>>

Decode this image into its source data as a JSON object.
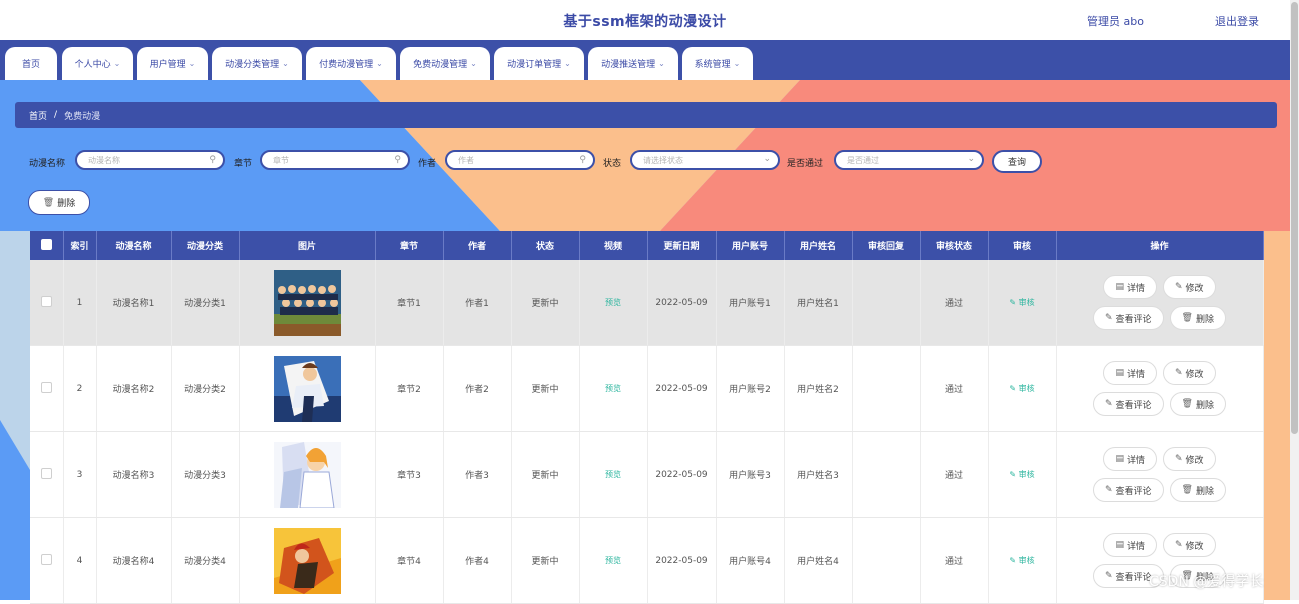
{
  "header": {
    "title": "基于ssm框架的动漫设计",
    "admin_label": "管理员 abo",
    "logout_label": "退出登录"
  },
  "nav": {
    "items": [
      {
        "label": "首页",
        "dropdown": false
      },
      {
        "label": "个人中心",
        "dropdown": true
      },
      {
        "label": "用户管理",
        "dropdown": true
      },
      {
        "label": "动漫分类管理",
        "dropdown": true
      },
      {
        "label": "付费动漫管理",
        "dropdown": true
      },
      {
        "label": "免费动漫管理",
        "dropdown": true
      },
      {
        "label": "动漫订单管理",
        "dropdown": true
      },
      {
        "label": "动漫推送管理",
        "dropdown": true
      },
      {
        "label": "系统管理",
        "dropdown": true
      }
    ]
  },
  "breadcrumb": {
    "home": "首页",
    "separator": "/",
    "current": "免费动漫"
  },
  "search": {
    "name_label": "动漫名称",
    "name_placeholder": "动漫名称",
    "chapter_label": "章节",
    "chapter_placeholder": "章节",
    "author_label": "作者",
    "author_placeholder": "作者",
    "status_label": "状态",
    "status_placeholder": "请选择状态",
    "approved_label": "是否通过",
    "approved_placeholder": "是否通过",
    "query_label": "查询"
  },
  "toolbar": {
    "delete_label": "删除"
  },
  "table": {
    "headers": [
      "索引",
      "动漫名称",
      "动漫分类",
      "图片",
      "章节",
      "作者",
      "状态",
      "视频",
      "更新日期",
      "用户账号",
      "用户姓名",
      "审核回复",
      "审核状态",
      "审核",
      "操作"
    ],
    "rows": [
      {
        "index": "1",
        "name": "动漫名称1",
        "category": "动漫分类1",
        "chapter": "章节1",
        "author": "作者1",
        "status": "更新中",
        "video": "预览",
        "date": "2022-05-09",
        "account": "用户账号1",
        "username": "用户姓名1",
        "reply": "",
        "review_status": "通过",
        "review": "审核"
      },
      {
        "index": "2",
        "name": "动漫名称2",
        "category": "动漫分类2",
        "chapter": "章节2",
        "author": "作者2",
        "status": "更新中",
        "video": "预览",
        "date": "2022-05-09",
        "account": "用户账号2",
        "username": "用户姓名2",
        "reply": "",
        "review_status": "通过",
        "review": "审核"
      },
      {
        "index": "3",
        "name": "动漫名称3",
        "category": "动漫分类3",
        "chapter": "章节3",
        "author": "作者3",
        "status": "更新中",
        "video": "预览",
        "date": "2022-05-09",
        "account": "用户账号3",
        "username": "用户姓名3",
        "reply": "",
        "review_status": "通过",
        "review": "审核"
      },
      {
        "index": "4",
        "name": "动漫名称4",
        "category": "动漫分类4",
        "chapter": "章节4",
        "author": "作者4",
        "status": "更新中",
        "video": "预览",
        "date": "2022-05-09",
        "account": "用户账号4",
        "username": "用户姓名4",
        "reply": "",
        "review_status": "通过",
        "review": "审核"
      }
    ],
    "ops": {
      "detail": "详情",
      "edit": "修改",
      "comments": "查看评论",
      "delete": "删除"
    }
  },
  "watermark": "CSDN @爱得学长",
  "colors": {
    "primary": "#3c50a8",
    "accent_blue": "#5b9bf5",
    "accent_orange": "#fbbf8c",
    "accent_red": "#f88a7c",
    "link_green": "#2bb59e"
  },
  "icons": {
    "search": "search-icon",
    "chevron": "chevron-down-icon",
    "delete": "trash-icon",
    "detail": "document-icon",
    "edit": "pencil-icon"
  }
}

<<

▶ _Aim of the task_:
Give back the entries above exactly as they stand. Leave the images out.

▶ _Exercise response_:
Decode this image into its source data as a JSON object.
{
  "header": {
    "title": "基于ssm框架的动漫设计",
    "admin_label": "管理员 abo",
    "logout_label": "退出登录"
  },
  "nav": {
    "items": [
      {
        "label": "首页",
        "dropdown": false
      },
      {
        "label": "个人中心",
        "dropdown": true
      },
      {
        "label": "用户管理",
        "dropdown": true
      },
      {
        "label": "动漫分类管理",
        "dropdown": true
      },
      {
        "label": "付费动漫管理",
        "dropdown": true
      },
      {
        "label": "免费动漫管理",
        "dropdown": true
      },
      {
        "label": "动漫订单管理",
        "dropdown": true
      },
      {
        "label": "动漫推送管理",
        "dropdown": true
      },
      {
        "label": "系统管理",
        "dropdown": true
      }
    ]
  },
  "breadcrumb": {
    "home": "首页",
    "separator": "/",
    "current": "免费动漫"
  },
  "search": {
    "name_label": "动漫名称",
    "name_placeholder": "动漫名称",
    "chapter_label": "章节",
    "chapter_placeholder": "章节",
    "author_label": "作者",
    "author_placeholder": "作者",
    "status_label": "状态",
    "status_placeholder": "请选择状态",
    "approved_label": "是否通过",
    "approved_placeholder": "是否通过",
    "query_label": "查询"
  },
  "toolbar": {
    "delete_label": "删除"
  },
  "table": {
    "headers": [
      "索引",
      "动漫名称",
      "动漫分类",
      "图片",
      "章节",
      "作者",
      "状态",
      "视频",
      "更新日期",
      "用户账号",
      "用户姓名",
      "审核回复",
      "审核状态",
      "审核",
      "操作"
    ],
    "rows": [
      {
        "index": "1",
        "name": "动漫名称1",
        "category": "动漫分类1",
        "chapter": "章节1",
        "author": "作者1",
        "status": "更新中",
        "video": "预览",
        "date": "2022-05-09",
        "account": "用户账号1",
        "username": "用户姓名1",
        "reply": "",
        "review_status": "通过",
        "review": "审核"
      },
      {
        "index": "2",
        "name": "动漫名称2",
        "category": "动漫分类2",
        "chapter": "章节2",
        "author": "作者2",
        "status": "更新中",
        "video": "预览",
        "date": "2022-05-09",
        "account": "用户账号2",
        "username": "用户姓名2",
        "reply": "",
        "review_status": "通过",
        "review": "审核"
      },
      {
        "index": "3",
        "name": "动漫名称3",
        "category": "动漫分类3",
        "chapter": "章节3",
        "author": "作者3",
        "status": "更新中",
        "video": "预览",
        "date": "2022-05-09",
        "account": "用户账号3",
        "username": "用户姓名3",
        "reply": "",
        "review_status": "通过",
        "review": "审核"
      },
      {
        "index": "4",
        "name": "动漫名称4",
        "category": "动漫分类4",
        "chapter": "章节4",
        "author": "作者4",
        "status": "更新中",
        "video": "预览",
        "date": "2022-05-09",
        "account": "用户账号4",
        "username": "用户姓名4",
        "reply": "",
        "review_status": "通过",
        "review": "审核"
      }
    ],
    "ops": {
      "detail": "详情",
      "edit": "修改",
      "comments": "查看评论",
      "delete": "删除"
    }
  },
  "watermark": "CSDN @爱得学长",
  "colors": {
    "primary": "#3c50a8",
    "accent_blue": "#5b9bf5",
    "accent_orange": "#fbbf8c",
    "accent_red": "#f88a7c",
    "link_green": "#2bb59e"
  },
  "icons": {
    "search": "search-icon",
    "chevron": "chevron-down-icon",
    "delete": "trash-icon",
    "detail": "document-icon",
    "edit": "pencil-icon"
  }
}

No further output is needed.